▶ _Instructions to follow_: Look through the entries below. Say how many lines include "İşlemleri", with nothing added.

▶ _Records shown_:

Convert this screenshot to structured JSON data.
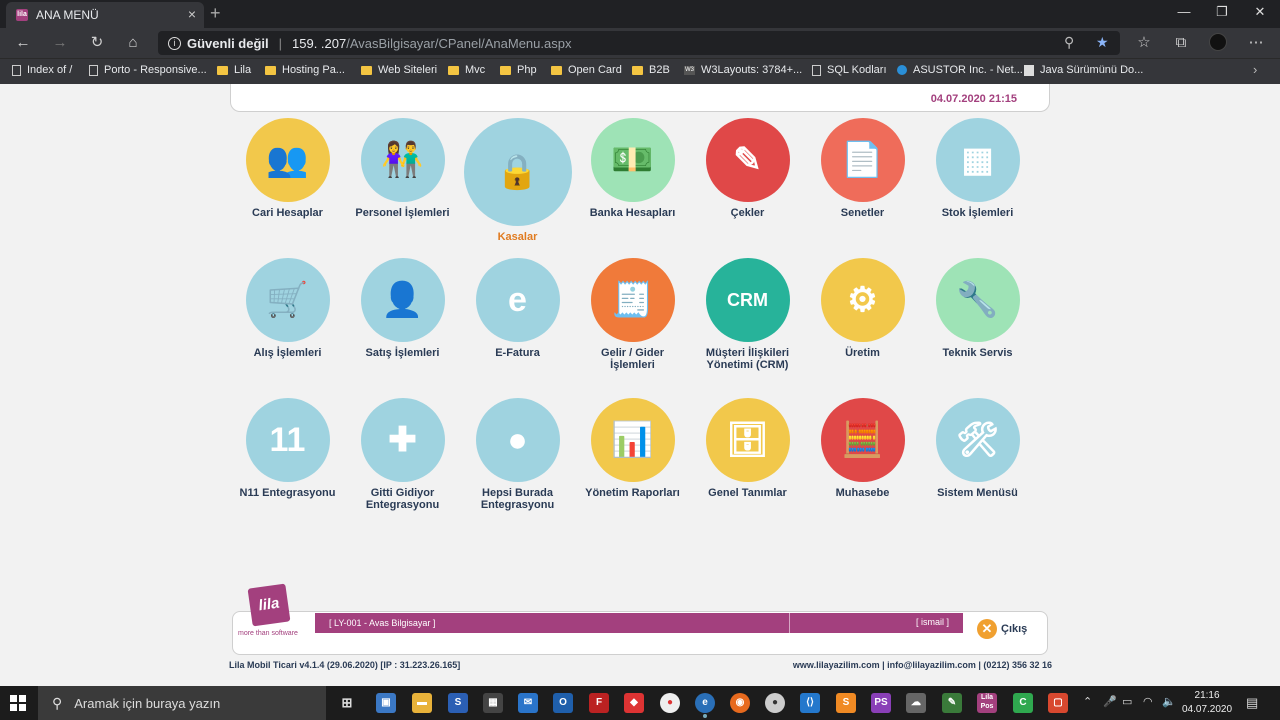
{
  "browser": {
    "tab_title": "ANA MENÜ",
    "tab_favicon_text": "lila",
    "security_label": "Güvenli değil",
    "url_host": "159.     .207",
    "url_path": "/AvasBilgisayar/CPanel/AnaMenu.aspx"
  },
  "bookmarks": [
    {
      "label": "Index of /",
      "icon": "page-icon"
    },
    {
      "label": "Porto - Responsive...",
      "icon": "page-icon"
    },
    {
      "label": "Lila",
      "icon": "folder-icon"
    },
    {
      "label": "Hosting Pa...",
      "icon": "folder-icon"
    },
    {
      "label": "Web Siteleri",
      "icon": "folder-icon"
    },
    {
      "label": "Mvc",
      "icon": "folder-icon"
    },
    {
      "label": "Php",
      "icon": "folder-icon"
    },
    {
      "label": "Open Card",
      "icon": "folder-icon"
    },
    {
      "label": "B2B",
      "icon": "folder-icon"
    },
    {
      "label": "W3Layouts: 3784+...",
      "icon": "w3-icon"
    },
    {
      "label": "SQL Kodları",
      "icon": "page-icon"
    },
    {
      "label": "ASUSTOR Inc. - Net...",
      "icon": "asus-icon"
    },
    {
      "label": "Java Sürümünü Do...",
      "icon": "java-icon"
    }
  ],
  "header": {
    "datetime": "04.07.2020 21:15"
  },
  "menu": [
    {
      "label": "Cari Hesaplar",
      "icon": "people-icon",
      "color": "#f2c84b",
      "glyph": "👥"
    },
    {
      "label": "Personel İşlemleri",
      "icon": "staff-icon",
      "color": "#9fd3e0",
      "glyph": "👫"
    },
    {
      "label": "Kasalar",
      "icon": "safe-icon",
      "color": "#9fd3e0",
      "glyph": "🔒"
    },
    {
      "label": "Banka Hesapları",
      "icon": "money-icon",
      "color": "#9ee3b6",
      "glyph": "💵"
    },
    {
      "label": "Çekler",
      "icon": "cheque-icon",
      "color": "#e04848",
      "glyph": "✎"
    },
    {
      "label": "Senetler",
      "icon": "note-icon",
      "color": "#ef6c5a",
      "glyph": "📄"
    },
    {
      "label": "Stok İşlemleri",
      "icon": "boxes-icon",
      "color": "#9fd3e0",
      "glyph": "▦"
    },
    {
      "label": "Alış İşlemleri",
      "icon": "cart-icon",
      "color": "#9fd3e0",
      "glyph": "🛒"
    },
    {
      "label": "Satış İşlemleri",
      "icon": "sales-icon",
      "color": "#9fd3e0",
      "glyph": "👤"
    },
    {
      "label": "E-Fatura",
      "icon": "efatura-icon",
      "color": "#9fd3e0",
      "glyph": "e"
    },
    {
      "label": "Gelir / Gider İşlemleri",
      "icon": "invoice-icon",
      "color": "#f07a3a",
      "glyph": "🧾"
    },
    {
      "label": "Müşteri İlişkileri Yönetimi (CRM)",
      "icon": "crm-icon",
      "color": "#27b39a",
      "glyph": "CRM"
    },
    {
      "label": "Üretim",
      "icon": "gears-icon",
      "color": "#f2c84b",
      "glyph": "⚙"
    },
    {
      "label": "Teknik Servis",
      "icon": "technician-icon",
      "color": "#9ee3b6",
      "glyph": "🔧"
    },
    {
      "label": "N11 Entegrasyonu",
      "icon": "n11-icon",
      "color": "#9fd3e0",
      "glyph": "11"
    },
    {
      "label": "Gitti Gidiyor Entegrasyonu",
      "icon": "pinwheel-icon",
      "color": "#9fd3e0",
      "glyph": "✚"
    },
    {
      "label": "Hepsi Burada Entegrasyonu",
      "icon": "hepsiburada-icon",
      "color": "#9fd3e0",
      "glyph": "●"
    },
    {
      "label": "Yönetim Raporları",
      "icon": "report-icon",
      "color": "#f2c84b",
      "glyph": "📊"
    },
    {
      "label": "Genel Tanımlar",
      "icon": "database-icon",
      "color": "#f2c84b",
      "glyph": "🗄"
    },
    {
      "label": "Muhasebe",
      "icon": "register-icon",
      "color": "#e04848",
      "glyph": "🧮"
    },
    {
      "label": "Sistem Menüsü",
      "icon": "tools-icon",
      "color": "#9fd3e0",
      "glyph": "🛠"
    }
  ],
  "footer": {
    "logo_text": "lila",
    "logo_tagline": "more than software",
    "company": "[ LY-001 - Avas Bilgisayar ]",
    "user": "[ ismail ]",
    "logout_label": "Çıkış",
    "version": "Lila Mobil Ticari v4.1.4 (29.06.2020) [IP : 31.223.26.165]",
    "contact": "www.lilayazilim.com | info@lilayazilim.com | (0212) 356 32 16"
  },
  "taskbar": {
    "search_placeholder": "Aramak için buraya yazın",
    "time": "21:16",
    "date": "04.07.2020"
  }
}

▶ _Solved exercise_: 5